- Supplied records -
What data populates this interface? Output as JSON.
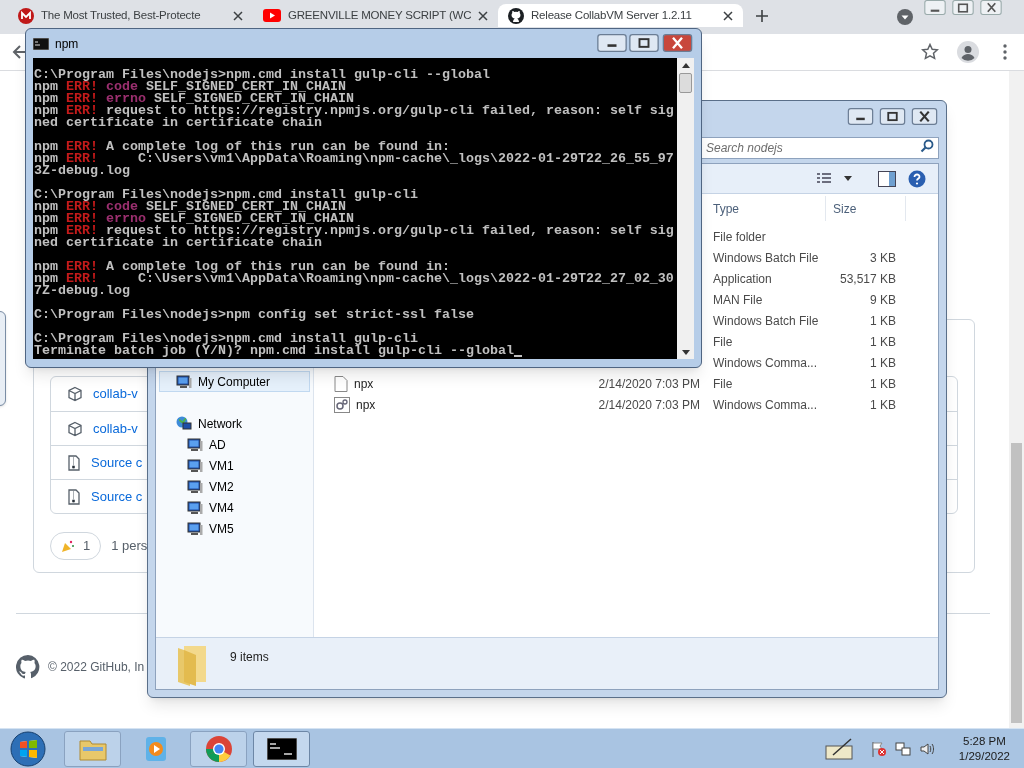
{
  "browser": {
    "tabs": [
      {
        "title": "The Most Trusted, Best-Protecte",
        "selected": false
      },
      {
        "title": "GREENVILLE MONEY SCRIPT (WC",
        "selected": false
      },
      {
        "title": "Release CollabVM Server 1.2.11",
        "selected": true
      }
    ]
  },
  "github": {
    "assets": [
      {
        "kind": "package",
        "label": "collab-v"
      },
      {
        "kind": "package",
        "label": "collab-v"
      },
      {
        "kind": "archive",
        "label": "Source c"
      },
      {
        "kind": "archive",
        "label": "Source c"
      }
    ],
    "reaction": {
      "count": "1",
      "summary": "1 pers"
    },
    "footer": "© 2022 GitHub, In"
  },
  "console": {
    "title": "npm",
    "blocks": [
      {
        "lines": [
          {
            "segments": [
              {
                "kind": "plain",
                "text": "C:\\Program Files\\nodejs>npm.cmd install gulp-cli --global"
              }
            ]
          },
          {
            "segments": [
              {
                "kind": "plain",
                "text": "npm "
              },
              {
                "kind": "error",
                "text": "ERR!"
              },
              {
                "kind": "key",
                "text": " code"
              },
              {
                "kind": "plain",
                "text": " SELF_SIGNED_CERT_IN_CHAIN"
              }
            ]
          },
          {
            "segments": [
              {
                "kind": "plain",
                "text": "npm "
              },
              {
                "kind": "error",
                "text": "ERR!"
              },
              {
                "kind": "key",
                "text": " errno"
              },
              {
                "kind": "plain",
                "text": " SELF_SIGNED_CERT_IN_CHAIN"
              }
            ]
          },
          {
            "segments": [
              {
                "kind": "plain",
                "text": "npm "
              },
              {
                "kind": "error",
                "text": "ERR!"
              },
              {
                "kind": "plain",
                "text": " request to https://registry.npmjs.org/gulp-cli failed, reason: self sig"
              }
            ]
          },
          {
            "segments": [
              {
                "kind": "plain",
                "text": "ned certificate in certificate chain"
              }
            ]
          }
        ]
      },
      {
        "lines": [
          {
            "segments": [
              {
                "kind": "plain",
                "text": "npm "
              },
              {
                "kind": "error",
                "text": "ERR!"
              },
              {
                "kind": "plain",
                "text": " A complete log of this run can be found in:"
              }
            ]
          },
          {
            "segments": [
              {
                "kind": "plain",
                "text": "npm "
              },
              {
                "kind": "error",
                "text": "ERR!"
              },
              {
                "kind": "plain",
                "text": "     C:\\Users\\vm1\\AppData\\Roaming\\npm-cache\\_logs\\2022-01-29T22_26_55_97"
              }
            ]
          },
          {
            "segments": [
              {
                "kind": "plain",
                "text": "3Z-debug.log"
              }
            ]
          }
        ]
      },
      {
        "lines": [
          {
            "segments": [
              {
                "kind": "plain",
                "text": "C:\\Program Files\\nodejs>npm.cmd install gulp-cli"
              }
            ]
          },
          {
            "segments": [
              {
                "kind": "plain",
                "text": "npm "
              },
              {
                "kind": "error",
                "text": "ERR!"
              },
              {
                "kind": "key",
                "text": " code"
              },
              {
                "kind": "plain",
                "text": " SELF_SIGNED_CERT_IN_CHAIN"
              }
            ]
          },
          {
            "segments": [
              {
                "kind": "plain",
                "text": "npm "
              },
              {
                "kind": "error",
                "text": "ERR!"
              },
              {
                "kind": "key",
                "text": " errno"
              },
              {
                "kind": "plain",
                "text": " SELF_SIGNED_CERT_IN_CHAIN"
              }
            ]
          },
          {
            "segments": [
              {
                "kind": "plain",
                "text": "npm "
              },
              {
                "kind": "error",
                "text": "ERR!"
              },
              {
                "kind": "plain",
                "text": " request to https://registry.npmjs.org/gulp-cli failed, reason: self sig"
              }
            ]
          },
          {
            "segments": [
              {
                "kind": "plain",
                "text": "ned certificate in certificate chain"
              }
            ]
          }
        ]
      },
      {
        "lines": [
          {
            "segments": [
              {
                "kind": "plain",
                "text": "npm "
              },
              {
                "kind": "error",
                "text": "ERR!"
              },
              {
                "kind": "plain",
                "text": " A complete log of this run can be found in:"
              }
            ]
          },
          {
            "segments": [
              {
                "kind": "plain",
                "text": "npm "
              },
              {
                "kind": "error",
                "text": "ERR!"
              },
              {
                "kind": "plain",
                "text": "     C:\\Users\\vm1\\AppData\\Roaming\\npm-cache\\_logs\\2022-01-29T22_27_02_30"
              }
            ]
          },
          {
            "segments": [
              {
                "kind": "plain",
                "text": "7Z-debug.log"
              }
            ]
          }
        ]
      },
      {
        "lines": [
          {
            "segments": [
              {
                "kind": "plain",
                "text": "C:\\Program Files\\nodejs>npm config set strict-ssl false"
              }
            ]
          }
        ]
      },
      {
        "lines": [
          {
            "segments": [
              {
                "kind": "plain",
                "text": "C:\\Program Files\\nodejs>npm.cmd install gulp-cli"
              }
            ]
          },
          {
            "segments": [
              {
                "kind": "plain",
                "text": "Terminate batch job (Y/N)? npm.cmd install gulp-cli --global"
              }
            ]
          }
        ]
      }
    ]
  },
  "explorer": {
    "search": {
      "placeholder": "Search nodejs"
    },
    "columns": [
      "Type",
      "Size"
    ],
    "nav": [
      {
        "label": "My Computer",
        "selected": true
      },
      {
        "label": "Network",
        "selected": false,
        "children": [
          {
            "label": "AD",
            "selected": false
          },
          {
            "label": "VM1",
            "selected": false
          },
          {
            "label": "VM2",
            "selected": false
          },
          {
            "label": "VM4",
            "selected": false
          },
          {
            "label": "VM5",
            "selected": false
          }
        ]
      }
    ],
    "files": [
      {
        "type": "File folder"
      },
      {
        "type": "Windows Batch File",
        "size": "3 KB"
      },
      {
        "type": "Application",
        "size": "53,517 KB"
      },
      {
        "type": "MAN File",
        "size": "9 KB"
      },
      {
        "type": "Windows Batch File",
        "size": "1 KB"
      },
      {
        "type": "File",
        "size": "1 KB"
      },
      {
        "type": "Windows Comma...",
        "size": "1 KB"
      },
      {
        "kind": "file",
        "name": "npx",
        "date": "2/14/2020 7:03 PM",
        "type": "File",
        "size": "1 KB"
      },
      {
        "kind": "script",
        "name": "npx",
        "date": "2/14/2020 7:03 PM",
        "type": "Windows Comma...",
        "size": "1 KB"
      }
    ],
    "status": "9 items"
  },
  "taskbar": {
    "time": "5:28 PM",
    "date": "1/29/2022"
  }
}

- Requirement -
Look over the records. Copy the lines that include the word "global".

- Finished task -
                "text": "C:\\Program Files\\nodejs>npm.cmd install gulp-cli --global"
                "text": "Terminate batch job (Y/N)? npm.cmd install gulp-cli --global"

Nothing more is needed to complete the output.